The Stranger meets Phineas

After finally freeing up the information broker to provide, well, information, Hiram is able to broadcast some long overdue and crucial intel back to Phineas Welles. At that point, Phineas decides it's finally time to have a sit down with his rootin', shootin' partner in crime on his ship. 

After meeting the man face-to-face — well, mostly, he's behind about a foot of bulletproof glass — he tells the Stranger that the chemicals have been located. The stuff's called dimethyl sulfoxide, and it's being hoarded in copious amounts at the corporate paradise that is Byzantium, on Terra 2, by Minister Aloysius Clarke. Byzantium just so happens to be the seat of Halcyon Holding Corporation's power in the galaxy, with no need for such a valuable chemical unless something abnormally huge is going on. So before the Stranger even embarks, something smells fishy, and for once in this whole wacky journey, it's not the saltuna.

Byzantium and the truth of The Outer Worlds

After landing in Byzantium and confronting Minister Clarke, it becomes clear that the good Minister has been placed under house arrest by his supervisor, the CEO of HHC: Charles Rockwell. This, too, isn't a normal situation. After talking, sneaking, or shooting their way into Rockwell's office and searching for clues, the Stranger finds a video file on their computer: unedited footage of a corporate propaganda piece about the current food shortages affecting the entirety of Halcyon. In it, the Chairman is attempting to sell the general populace on what's labeled a "Lifetime Employment Program," which is a nice way of saying they're planning to save food by jettisoning everybody off the Hope, using the sulfoxide to freeze their best employees for short periods, while the 1% continue to live like normal.

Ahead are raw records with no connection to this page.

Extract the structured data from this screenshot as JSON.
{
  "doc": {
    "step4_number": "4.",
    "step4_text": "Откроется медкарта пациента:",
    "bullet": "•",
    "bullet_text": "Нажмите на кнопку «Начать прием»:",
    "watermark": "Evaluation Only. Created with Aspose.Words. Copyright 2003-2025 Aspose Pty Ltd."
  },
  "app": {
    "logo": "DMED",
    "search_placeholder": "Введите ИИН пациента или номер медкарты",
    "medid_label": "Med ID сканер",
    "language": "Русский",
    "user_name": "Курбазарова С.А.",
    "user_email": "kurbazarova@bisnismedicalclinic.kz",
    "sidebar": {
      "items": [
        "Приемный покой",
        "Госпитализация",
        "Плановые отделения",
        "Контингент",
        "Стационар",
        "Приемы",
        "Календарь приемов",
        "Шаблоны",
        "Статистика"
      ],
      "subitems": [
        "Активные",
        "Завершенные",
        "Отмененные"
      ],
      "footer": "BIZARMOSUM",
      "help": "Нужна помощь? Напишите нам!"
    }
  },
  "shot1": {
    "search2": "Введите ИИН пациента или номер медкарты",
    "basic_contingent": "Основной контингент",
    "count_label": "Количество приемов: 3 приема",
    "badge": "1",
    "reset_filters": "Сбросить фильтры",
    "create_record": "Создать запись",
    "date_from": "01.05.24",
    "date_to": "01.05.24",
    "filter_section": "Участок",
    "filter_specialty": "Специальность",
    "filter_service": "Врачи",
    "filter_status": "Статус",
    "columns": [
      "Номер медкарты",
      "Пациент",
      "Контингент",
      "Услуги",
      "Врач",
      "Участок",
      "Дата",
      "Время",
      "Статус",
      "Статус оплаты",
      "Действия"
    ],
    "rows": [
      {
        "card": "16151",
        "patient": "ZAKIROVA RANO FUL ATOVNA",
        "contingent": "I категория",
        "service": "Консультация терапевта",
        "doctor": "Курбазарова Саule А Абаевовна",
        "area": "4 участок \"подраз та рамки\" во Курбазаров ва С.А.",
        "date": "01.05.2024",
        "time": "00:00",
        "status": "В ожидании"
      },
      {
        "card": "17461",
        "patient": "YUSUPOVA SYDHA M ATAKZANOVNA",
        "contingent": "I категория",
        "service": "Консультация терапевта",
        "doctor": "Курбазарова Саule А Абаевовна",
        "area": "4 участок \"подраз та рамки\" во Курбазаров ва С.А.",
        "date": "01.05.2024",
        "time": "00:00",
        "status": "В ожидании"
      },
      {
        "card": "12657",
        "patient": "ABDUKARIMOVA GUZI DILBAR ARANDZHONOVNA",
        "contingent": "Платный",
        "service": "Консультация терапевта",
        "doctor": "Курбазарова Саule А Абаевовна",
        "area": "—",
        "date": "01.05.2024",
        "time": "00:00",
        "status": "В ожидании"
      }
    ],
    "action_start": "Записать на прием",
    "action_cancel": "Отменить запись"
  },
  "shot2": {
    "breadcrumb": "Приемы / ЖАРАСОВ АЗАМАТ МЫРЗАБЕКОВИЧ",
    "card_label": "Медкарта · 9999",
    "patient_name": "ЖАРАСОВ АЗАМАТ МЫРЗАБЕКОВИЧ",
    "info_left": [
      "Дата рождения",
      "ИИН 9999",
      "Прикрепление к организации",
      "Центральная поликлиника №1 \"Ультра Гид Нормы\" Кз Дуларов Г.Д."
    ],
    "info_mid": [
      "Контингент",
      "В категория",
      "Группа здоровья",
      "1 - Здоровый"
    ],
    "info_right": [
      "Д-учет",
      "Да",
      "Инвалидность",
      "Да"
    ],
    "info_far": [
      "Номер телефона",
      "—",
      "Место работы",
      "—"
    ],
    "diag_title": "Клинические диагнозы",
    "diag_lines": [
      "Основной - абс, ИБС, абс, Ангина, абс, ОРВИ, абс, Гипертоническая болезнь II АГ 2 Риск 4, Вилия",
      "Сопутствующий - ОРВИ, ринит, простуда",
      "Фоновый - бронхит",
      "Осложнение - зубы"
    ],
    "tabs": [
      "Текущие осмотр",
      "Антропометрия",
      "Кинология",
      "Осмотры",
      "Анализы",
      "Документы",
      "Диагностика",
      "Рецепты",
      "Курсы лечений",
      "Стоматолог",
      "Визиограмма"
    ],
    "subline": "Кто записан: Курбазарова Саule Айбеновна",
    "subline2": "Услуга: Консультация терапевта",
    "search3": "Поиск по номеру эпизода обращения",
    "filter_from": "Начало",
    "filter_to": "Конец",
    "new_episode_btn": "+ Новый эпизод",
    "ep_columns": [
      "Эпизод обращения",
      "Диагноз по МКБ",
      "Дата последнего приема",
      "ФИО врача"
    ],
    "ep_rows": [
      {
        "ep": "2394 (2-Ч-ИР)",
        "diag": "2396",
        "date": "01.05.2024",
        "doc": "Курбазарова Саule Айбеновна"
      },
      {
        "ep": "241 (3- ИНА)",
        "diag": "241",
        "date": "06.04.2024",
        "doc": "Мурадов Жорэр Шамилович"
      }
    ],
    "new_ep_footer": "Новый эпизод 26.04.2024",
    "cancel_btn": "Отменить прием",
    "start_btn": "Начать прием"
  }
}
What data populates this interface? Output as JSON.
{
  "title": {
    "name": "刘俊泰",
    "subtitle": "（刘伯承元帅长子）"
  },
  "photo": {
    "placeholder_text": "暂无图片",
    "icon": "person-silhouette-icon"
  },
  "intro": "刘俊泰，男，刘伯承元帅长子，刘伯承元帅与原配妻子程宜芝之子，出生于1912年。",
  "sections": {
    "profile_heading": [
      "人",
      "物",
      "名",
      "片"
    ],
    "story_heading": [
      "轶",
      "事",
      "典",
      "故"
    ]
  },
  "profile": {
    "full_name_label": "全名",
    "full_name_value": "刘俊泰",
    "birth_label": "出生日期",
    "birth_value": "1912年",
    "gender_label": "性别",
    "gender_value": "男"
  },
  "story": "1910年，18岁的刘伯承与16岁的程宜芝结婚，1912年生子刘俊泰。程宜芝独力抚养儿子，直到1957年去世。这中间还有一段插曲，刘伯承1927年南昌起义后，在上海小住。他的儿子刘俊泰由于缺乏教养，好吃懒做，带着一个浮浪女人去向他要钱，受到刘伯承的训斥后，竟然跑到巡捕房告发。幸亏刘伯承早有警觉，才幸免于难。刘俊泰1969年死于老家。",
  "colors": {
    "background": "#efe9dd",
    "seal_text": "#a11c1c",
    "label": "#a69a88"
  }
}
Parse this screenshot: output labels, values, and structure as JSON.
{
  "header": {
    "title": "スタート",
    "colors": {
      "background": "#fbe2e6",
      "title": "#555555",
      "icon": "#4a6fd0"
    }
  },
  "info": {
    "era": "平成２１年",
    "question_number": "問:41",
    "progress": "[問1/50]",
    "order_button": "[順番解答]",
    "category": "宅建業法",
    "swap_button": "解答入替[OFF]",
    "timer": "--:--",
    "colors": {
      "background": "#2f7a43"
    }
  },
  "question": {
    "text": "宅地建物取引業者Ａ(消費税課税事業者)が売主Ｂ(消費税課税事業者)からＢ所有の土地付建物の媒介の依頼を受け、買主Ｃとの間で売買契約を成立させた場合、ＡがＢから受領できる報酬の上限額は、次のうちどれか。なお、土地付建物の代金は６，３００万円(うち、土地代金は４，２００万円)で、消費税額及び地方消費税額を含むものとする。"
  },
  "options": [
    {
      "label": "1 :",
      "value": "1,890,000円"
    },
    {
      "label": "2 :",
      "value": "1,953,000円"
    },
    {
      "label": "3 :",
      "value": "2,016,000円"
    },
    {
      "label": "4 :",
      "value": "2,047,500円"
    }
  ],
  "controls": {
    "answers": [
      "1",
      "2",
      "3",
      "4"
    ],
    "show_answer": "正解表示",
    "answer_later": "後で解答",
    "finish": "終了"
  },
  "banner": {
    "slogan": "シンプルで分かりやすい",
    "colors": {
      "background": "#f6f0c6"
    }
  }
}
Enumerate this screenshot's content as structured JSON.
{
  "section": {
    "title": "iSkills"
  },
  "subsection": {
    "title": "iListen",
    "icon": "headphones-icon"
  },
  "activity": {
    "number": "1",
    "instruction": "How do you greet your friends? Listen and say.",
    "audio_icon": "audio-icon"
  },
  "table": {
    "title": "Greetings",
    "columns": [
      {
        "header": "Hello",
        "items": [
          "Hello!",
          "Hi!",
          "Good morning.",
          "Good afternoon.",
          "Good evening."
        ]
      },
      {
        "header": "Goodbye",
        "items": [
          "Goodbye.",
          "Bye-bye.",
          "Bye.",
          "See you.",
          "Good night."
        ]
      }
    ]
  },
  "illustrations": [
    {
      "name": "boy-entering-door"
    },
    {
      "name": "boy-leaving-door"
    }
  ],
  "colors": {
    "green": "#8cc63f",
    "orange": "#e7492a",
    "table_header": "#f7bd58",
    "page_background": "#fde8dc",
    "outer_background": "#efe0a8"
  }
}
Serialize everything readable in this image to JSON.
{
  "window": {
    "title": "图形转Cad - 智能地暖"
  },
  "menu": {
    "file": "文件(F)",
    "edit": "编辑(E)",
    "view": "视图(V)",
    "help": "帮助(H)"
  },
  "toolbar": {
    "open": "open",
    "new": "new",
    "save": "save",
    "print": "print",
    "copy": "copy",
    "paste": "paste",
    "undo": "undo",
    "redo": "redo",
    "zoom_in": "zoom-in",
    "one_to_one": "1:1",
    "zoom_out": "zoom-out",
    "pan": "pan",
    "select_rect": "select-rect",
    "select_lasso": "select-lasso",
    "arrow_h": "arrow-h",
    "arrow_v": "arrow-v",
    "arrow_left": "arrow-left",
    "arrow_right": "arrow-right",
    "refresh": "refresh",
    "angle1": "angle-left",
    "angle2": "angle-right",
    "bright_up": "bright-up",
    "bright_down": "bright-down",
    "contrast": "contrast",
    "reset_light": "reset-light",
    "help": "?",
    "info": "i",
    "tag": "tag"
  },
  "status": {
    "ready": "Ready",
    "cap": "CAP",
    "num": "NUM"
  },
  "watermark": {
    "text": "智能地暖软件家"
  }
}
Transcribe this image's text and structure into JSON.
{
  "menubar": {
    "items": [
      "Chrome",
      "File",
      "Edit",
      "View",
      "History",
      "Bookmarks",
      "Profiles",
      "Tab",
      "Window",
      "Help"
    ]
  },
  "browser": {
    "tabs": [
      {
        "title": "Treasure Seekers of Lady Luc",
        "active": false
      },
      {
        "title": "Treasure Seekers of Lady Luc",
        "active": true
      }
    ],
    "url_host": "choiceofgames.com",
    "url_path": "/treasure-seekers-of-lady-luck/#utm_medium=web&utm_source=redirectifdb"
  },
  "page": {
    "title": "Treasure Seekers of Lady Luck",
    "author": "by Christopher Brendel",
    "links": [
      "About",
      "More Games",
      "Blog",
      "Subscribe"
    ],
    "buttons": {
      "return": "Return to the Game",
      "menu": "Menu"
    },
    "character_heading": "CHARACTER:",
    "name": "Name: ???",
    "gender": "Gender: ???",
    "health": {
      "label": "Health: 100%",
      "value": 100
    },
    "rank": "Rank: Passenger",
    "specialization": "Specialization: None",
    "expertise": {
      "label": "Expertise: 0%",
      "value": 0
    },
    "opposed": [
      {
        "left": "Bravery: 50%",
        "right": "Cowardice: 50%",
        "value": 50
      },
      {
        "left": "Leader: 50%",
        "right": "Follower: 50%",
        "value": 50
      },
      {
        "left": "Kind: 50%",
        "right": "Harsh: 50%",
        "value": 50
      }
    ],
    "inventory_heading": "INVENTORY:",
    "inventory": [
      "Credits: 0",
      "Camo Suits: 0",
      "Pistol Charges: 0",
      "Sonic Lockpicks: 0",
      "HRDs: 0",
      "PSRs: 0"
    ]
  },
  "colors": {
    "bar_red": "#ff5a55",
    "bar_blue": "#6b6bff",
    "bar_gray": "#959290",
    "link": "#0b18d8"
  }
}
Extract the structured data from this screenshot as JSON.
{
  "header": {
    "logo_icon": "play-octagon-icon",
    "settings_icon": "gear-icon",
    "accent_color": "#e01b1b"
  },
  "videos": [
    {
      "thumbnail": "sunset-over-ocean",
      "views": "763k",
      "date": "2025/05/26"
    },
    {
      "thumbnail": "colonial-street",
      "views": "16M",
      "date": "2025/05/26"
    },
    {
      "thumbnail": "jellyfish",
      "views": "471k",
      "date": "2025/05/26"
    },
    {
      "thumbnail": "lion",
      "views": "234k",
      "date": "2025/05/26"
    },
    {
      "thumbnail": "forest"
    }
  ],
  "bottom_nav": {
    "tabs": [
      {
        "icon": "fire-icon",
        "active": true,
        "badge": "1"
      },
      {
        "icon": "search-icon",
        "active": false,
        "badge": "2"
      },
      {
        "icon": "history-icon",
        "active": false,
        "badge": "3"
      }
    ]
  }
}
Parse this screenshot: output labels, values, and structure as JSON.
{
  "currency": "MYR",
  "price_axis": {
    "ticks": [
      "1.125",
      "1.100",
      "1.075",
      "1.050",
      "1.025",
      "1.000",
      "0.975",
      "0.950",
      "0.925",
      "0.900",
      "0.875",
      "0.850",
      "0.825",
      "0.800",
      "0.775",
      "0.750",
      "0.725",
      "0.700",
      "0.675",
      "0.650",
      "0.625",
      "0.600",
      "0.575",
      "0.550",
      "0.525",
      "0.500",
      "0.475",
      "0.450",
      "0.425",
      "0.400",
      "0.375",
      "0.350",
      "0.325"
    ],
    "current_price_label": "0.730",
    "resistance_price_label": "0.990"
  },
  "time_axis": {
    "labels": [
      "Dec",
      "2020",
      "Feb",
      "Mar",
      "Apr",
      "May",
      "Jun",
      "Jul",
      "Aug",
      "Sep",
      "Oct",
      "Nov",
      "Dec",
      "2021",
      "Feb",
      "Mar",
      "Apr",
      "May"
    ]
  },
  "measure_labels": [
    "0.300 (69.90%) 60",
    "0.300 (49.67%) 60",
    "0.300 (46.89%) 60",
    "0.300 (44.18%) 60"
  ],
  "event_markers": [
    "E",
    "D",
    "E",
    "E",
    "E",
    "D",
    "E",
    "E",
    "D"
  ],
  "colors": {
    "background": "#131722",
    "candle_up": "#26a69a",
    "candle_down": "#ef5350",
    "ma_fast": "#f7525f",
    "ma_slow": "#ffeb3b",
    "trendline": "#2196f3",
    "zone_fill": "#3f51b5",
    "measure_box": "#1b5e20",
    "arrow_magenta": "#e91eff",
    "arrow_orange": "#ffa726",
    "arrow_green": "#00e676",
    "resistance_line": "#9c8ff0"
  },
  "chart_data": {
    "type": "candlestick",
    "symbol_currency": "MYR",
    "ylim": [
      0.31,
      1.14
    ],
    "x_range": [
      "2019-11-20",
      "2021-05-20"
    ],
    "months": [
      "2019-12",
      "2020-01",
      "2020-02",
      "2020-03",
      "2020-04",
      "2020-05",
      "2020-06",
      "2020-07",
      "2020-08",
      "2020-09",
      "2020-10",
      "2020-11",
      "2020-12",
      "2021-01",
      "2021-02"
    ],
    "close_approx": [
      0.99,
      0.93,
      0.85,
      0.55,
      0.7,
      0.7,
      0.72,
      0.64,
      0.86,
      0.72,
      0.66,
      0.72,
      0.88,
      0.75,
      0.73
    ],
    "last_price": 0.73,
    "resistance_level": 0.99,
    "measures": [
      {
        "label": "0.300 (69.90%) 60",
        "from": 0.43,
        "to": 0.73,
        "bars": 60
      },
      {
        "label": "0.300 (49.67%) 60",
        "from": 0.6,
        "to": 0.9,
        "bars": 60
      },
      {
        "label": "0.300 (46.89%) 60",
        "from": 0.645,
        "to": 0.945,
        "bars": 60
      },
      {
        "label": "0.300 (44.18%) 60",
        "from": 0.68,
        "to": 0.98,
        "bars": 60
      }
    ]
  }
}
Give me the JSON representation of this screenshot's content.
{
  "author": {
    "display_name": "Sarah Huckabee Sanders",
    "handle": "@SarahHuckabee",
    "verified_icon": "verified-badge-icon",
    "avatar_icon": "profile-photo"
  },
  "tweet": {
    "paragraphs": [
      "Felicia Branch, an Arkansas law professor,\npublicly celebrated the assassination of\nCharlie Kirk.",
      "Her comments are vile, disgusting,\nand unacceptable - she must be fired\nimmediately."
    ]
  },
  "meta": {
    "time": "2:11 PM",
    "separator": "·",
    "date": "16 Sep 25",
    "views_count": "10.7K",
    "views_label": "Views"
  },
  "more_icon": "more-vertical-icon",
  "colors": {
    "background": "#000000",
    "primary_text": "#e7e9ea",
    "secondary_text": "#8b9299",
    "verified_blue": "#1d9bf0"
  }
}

Obviously, this will not stand, so the Stranger promptly works their way into the Chairman's secret lab where the sulfoxide is being used for experiments to prevent cell death — experiments on the very scientists working on the problem, in fact, which is just horrifying — steals the chemicals, and gets ready for a war.

The major choice of The Outer Worlds

With the chemicals in hand, it's time to get started unthawing the colonists. After getting back onboard the Hope, the Stranger is contacted by HHC's adjutant, Sophia Akande, who offers a proposal to turn in Phineas, be rid of the burden of having to save the galaxy, and live the life of the debauched. If the Stranger decides to give in, they place a tracker on Phineas' ship that the HHC uses to send goons to rough him up and take him into custody. If they tell Akande to get lost, they manage to find Phineas anyway, but, hooray for not helping?

Either way, Phineas ends up on the prison planet of Tartarus, while the Stranger either prepares to capitalize on his capture or prepares to go in guns blazing, joined by whichever of Halcyon's many factions they've made nice with along the way. Needless to say, that second option's a lot cooler. 

The endings of The Outer Worlds

If the Stranger turned Phineas in, Phineas will engineer a prison break — for every prisoner. But once the Stranger puts the rebellion down, Phineas' spirit finally breaks, paving the way for HHC to enact their Life plan, killing the Hope's colonists while the rich laugh their way to the bank. That's awful bleak, so let's go to the good ending.

The good ending involves the Stranger working their way through the prison, confronting a fully unrepentant Chairman Rockwell, and convincing him not to make his big speech, either by diplomacy or by making him a corpse. Akande doesn't go down so easy, though, offering her own counterpoint in the form of the prison's massive mech warden, R.A.M. Still, the mech's no match for the Stranger, and after the mech goes boom, Akande is dealt with in similar fashion. Phineas is rescued and the work finally begins to do right by the Hope. The best of the best are unthawed first, working to resolve the socioeconomic problems plaguing the system. It takes some years, and Phineas unfortunately doesn't live to see the fruits of his labors, but Halcyon does eventually become a much fairer place for the colonists ever after.

Of course, there is the question of why original Earth has gone dark, and why every attempt at communication fails. But that's a whole other story ...